● **WHAT TO DO**: Please copy out every line of the listing below in which the word "JSON" appears.

Top of THE INPUT

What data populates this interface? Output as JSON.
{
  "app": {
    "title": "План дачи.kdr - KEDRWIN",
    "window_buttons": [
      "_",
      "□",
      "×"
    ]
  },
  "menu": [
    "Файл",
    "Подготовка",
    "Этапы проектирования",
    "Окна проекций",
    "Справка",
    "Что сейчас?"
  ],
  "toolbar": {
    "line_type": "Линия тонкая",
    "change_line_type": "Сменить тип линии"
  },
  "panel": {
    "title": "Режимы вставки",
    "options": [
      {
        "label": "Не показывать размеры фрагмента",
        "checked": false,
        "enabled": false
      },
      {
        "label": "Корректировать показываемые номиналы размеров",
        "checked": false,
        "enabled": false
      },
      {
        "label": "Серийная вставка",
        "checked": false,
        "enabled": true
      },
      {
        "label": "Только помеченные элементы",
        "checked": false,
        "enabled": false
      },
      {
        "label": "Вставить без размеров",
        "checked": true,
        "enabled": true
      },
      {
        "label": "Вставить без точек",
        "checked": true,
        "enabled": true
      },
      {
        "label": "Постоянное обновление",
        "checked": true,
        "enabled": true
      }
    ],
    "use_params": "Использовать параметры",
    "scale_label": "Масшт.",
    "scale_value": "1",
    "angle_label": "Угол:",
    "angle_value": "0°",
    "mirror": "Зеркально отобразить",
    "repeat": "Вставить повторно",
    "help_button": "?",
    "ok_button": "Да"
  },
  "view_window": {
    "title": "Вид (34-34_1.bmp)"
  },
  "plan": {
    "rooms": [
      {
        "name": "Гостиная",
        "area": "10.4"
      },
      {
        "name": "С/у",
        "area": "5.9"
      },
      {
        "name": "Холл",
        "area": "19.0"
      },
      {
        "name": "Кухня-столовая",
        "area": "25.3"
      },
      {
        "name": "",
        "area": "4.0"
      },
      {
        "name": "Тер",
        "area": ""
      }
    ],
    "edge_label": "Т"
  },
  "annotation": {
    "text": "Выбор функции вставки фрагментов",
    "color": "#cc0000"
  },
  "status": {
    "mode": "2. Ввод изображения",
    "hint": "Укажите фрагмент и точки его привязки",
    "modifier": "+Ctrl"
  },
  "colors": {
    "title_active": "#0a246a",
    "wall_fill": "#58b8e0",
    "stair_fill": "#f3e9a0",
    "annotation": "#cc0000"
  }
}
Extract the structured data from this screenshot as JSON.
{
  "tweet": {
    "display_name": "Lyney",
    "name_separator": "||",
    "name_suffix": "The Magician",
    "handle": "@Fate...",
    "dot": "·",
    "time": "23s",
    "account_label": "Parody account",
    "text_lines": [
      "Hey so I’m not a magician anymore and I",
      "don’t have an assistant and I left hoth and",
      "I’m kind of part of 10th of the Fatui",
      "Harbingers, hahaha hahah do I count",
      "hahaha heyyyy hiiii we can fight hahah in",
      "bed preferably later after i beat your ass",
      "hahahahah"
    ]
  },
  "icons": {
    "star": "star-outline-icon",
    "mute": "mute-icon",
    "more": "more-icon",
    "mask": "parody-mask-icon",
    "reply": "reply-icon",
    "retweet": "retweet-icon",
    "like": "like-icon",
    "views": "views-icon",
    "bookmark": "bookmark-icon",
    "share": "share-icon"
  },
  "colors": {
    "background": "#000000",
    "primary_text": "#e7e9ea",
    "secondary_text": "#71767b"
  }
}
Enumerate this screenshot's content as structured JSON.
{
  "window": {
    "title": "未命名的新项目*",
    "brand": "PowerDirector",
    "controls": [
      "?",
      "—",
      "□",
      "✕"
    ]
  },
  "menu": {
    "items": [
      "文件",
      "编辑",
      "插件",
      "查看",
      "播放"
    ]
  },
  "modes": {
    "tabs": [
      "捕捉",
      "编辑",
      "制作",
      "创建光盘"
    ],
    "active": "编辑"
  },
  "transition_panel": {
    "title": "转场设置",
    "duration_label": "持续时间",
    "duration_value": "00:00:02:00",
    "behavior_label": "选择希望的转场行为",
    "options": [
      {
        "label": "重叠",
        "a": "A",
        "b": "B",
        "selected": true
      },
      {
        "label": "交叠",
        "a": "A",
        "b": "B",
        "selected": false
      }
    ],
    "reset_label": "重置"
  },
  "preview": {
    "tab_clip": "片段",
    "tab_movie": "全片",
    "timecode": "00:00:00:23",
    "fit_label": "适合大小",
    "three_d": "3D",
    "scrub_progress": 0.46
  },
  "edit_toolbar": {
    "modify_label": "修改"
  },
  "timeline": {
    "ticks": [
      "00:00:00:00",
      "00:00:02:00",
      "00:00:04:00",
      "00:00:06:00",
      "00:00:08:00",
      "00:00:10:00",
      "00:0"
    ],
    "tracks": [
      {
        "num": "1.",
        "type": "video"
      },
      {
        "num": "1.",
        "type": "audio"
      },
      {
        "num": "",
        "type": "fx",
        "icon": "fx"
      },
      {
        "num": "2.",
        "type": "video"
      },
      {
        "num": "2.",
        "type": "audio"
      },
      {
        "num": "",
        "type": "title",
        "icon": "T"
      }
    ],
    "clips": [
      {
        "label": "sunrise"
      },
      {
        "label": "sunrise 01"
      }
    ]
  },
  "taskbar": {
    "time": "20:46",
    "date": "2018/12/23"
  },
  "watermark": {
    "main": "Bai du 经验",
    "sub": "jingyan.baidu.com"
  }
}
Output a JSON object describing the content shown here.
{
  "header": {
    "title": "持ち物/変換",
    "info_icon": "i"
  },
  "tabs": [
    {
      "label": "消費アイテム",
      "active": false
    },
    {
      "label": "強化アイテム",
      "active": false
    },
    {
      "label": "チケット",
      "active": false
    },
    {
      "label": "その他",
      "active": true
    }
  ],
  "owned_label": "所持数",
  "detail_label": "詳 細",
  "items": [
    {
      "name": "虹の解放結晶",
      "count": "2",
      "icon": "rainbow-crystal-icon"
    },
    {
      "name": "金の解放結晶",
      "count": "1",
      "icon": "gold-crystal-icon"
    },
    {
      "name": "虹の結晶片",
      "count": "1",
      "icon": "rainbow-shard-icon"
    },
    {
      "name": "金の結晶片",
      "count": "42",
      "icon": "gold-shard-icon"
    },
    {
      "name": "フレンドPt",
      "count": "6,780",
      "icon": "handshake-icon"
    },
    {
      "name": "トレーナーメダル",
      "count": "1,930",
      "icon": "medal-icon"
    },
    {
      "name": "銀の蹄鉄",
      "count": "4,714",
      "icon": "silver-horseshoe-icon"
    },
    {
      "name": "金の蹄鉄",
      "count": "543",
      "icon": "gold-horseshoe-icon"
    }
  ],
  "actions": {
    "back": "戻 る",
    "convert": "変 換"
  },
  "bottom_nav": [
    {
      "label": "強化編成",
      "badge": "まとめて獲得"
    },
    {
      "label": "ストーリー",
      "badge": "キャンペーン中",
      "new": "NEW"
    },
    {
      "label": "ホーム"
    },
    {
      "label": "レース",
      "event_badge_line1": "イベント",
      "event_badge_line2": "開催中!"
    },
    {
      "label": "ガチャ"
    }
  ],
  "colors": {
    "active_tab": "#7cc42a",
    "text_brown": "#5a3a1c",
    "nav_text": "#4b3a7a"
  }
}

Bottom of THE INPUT

● **EXERCISE OUTPUT**:
What data populates this interface? Output as JSON.
Extract the structured data from this screenshot as JSON.
Enumerate this screenshot's content as structured JSON.
Output a JSON object describing the content shown here.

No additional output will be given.